Required work => Keep every word of the entries and print them exactly; the pictures stay out.

Excerpts from an interface dataset
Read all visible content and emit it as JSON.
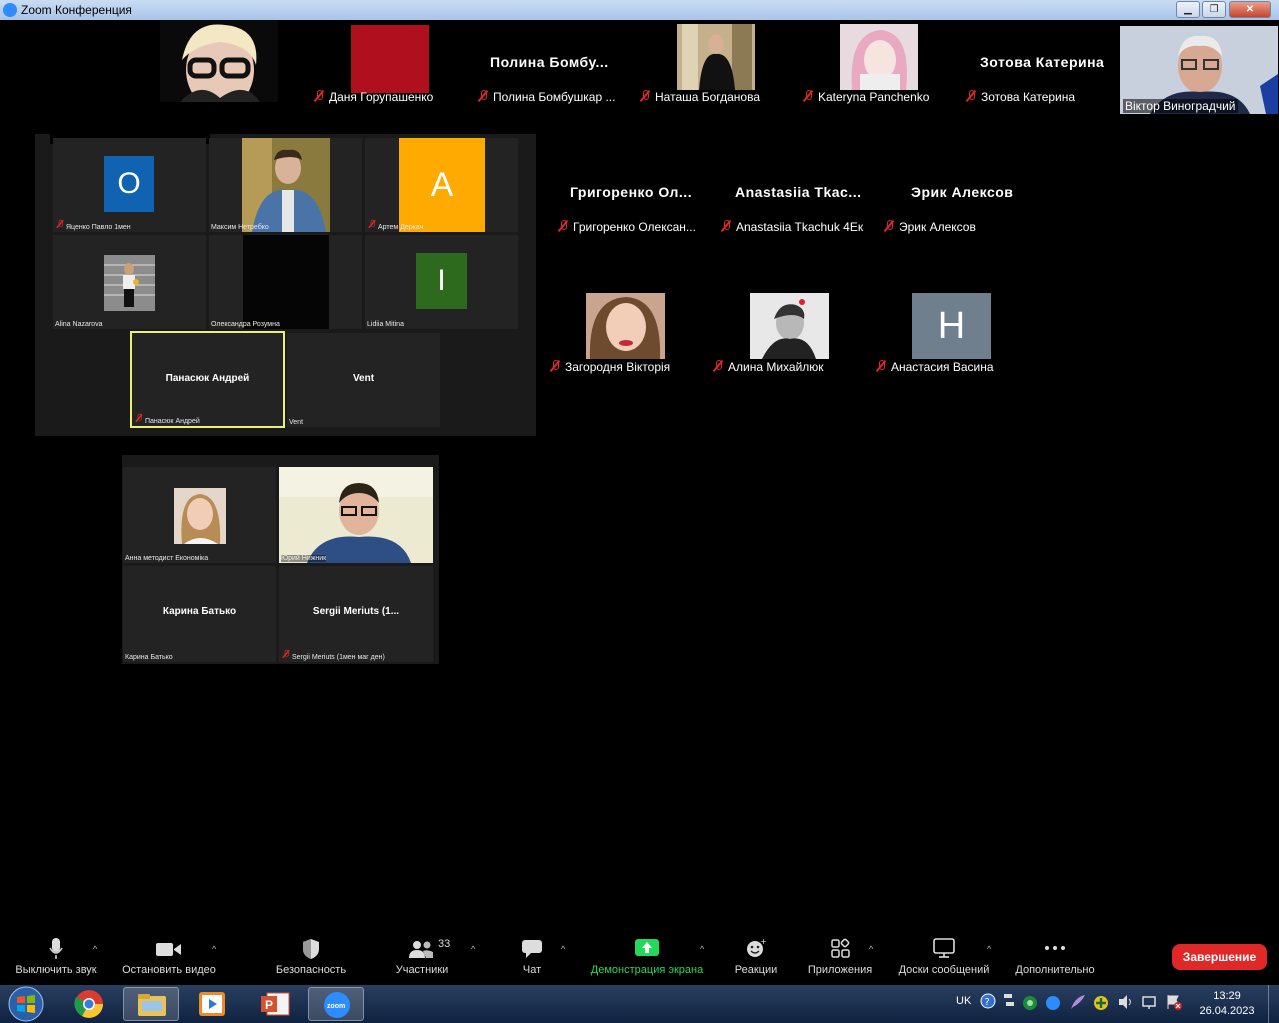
{
  "window": {
    "title": "Zoom Конференция"
  },
  "top_strip": [
    {
      "name": "Даня Горупашенко",
      "muted": true
    },
    {
      "display": "Полина  Бомбу...",
      "name": "Полина Бомбушкар ...",
      "muted": true
    },
    {
      "name": "Наташа Богданова",
      "muted": true
    },
    {
      "name": "Kateryna Panchenko",
      "muted": true
    },
    {
      "display": "Зотова Катерина",
      "name": "Зотова Катерина",
      "muted": true
    },
    {
      "name": "Віктор Виноградчий",
      "muted": false
    }
  ],
  "gallery_panel_1": [
    {
      "name": "Яценко Павло 1мен",
      "letter": "О",
      "color": "#0f63b0",
      "muted": true
    },
    {
      "name": "Максим Нетребко",
      "muted": false
    },
    {
      "name": "Артем Деркач",
      "letter": "A",
      "color": "#ffaa00",
      "muted": true
    },
    {
      "name": "Alina Nazarova",
      "muted": false
    },
    {
      "name": "Олександра Розумна",
      "muted": false
    },
    {
      "name": "Lidiia Mitina",
      "letter": "I",
      "color": "#2e6a1e",
      "muted": false
    },
    {
      "display": "Панасюк Андрей",
      "name": "Панасюк Андрей",
      "muted": true,
      "active_speaker": true
    },
    {
      "display": "Vent",
      "name": "Vent",
      "muted": false
    }
  ],
  "gallery_panel_2": [
    {
      "name": "Анна методист Економіка",
      "muted": false
    },
    {
      "name": "Юрий Нижник",
      "muted": false
    },
    {
      "display": "Карина Батько",
      "name": "Карина Батько",
      "muted": false
    },
    {
      "display": "Sergii Meriuts (1...",
      "name": "Sergii Meriuts (1мен маг ден)",
      "muted": true
    }
  ],
  "right_row_1": [
    {
      "display": "Григоренко  Ол...",
      "name": "Григоренко Олексан...",
      "muted": true
    },
    {
      "display": "Anastasiia  Tkac...",
      "name": "Anastasiia Tkachuk 4Ек",
      "muted": true
    },
    {
      "display": "Эрик Алексов",
      "name": "Эрик Алексов",
      "muted": true
    }
  ],
  "right_row_2": [
    {
      "name": "Загородня Вікторія",
      "muted": true
    },
    {
      "name": "Алина Михайлюк",
      "muted": true
    },
    {
      "name": "Анастасия Васина",
      "letter": "H",
      "color": "#6f7f8e",
      "muted": true
    }
  ],
  "toolbar": {
    "mute": "Выключить звук",
    "video": "Остановить видео",
    "security": "Безопасность",
    "participants": "Участники",
    "participants_count": "33",
    "chat": "Чат",
    "share": "Демонстрация экрана",
    "reactions": "Реакции",
    "apps": "Приложения",
    "whiteboards": "Доски сообщений",
    "more": "Дополнительно",
    "end": "Завершение",
    "share_color": "#23d959",
    "end_color": "#e02828"
  },
  "taskbar": {
    "apps": [
      "windows-start-icon",
      "chrome-icon",
      "explorer-icon",
      "media-player-icon",
      "powerpoint-icon",
      "zoom-icon"
    ],
    "zoom_app_label": "zoom",
    "lang": "UK",
    "time": "13:29",
    "date": "26.04.2023"
  }
}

Result of this task =>
Read all visible content and emit it as JSON.
{
  "window": {
    "title": "Zoom Конференция"
  },
  "top_strip": [
    {
      "name": "Даня Горупашенко",
      "muted": true
    },
    {
      "display": "Полина  Бомбу...",
      "name": "Полина Бомбушкар ...",
      "muted": true
    },
    {
      "name": "Наташа Богданова",
      "muted": true
    },
    {
      "name": "Kateryna Panchenko",
      "muted": true
    },
    {
      "display": "Зотова Катерина",
      "name": "Зотова Катерина",
      "muted": true
    },
    {
      "name": "Віктор Виноградчий",
      "muted": false
    }
  ],
  "gallery_panel_1": [
    {
      "name": "Яценко Павло 1мен",
      "letter": "О",
      "color": "#0f63b0",
      "muted": true
    },
    {
      "name": "Максим Нетребко",
      "muted": false
    },
    {
      "name": "Артем Деркач",
      "letter": "A",
      "color": "#ffaa00",
      "muted": true
    },
    {
      "name": "Alina Nazarova",
      "muted": false
    },
    {
      "name": "Олександра Розумна",
      "muted": false
    },
    {
      "name": "Lidiia Mitina",
      "letter": "I",
      "color": "#2e6a1e",
      "muted": false
    },
    {
      "display": "Панасюк Андрей",
      "name": "Панасюк Андрей",
      "muted": true,
      "active_speaker": true
    },
    {
      "display": "Vent",
      "name": "Vent",
      "muted": false
    }
  ],
  "gallery_panel_2": [
    {
      "name": "Анна методист Економіка",
      "muted": false
    },
    {
      "name": "Юрий Нижник",
      "muted": false
    },
    {
      "display": "Карина Батько",
      "name": "Карина Батько",
      "muted": false
    },
    {
      "display": "Sergii Meriuts (1...",
      "name": "Sergii Meriuts (1мен маг ден)",
      "muted": true
    }
  ],
  "right_row_1": [
    {
      "display": "Григоренко  Ол...",
      "name": "Григоренко Олексан...",
      "muted": true
    },
    {
      "display": "Anastasiia  Tkac...",
      "name": "Anastasiia Tkachuk 4Ек",
      "muted": true
    },
    {
      "display": "Эрик Алексов",
      "name": "Эрик Алексов",
      "muted": true
    }
  ],
  "right_row_2": [
    {
      "name": "Загородня Вікторія",
      "muted": true
    },
    {
      "name": "Алина Михайлюк",
      "muted": true
    },
    {
      "name": "Анастасия Васина",
      "letter": "H",
      "color": "#6f7f8e",
      "muted": true
    }
  ],
  "toolbar": {
    "mute": "Выключить звук",
    "video": "Остановить видео",
    "security": "Безопасность",
    "participants": "Участники",
    "participants_count": "33",
    "chat": "Чат",
    "share": "Демонстрация экрана",
    "reactions": "Реакции",
    "apps": "Приложения",
    "whiteboards": "Доски сообщений",
    "more": "Дополнительно",
    "end": "Завершение",
    "share_color": "#23d959",
    "end_color": "#e02828"
  },
  "taskbar": {
    "apps": [
      "windows-start-icon",
      "chrome-icon",
      "explorer-icon",
      "media-player-icon",
      "powerpoint-icon",
      "zoom-icon"
    ],
    "zoom_app_label": "zoom",
    "lang": "UK",
    "time": "13:29",
    "date": "26.04.2023"
  }
}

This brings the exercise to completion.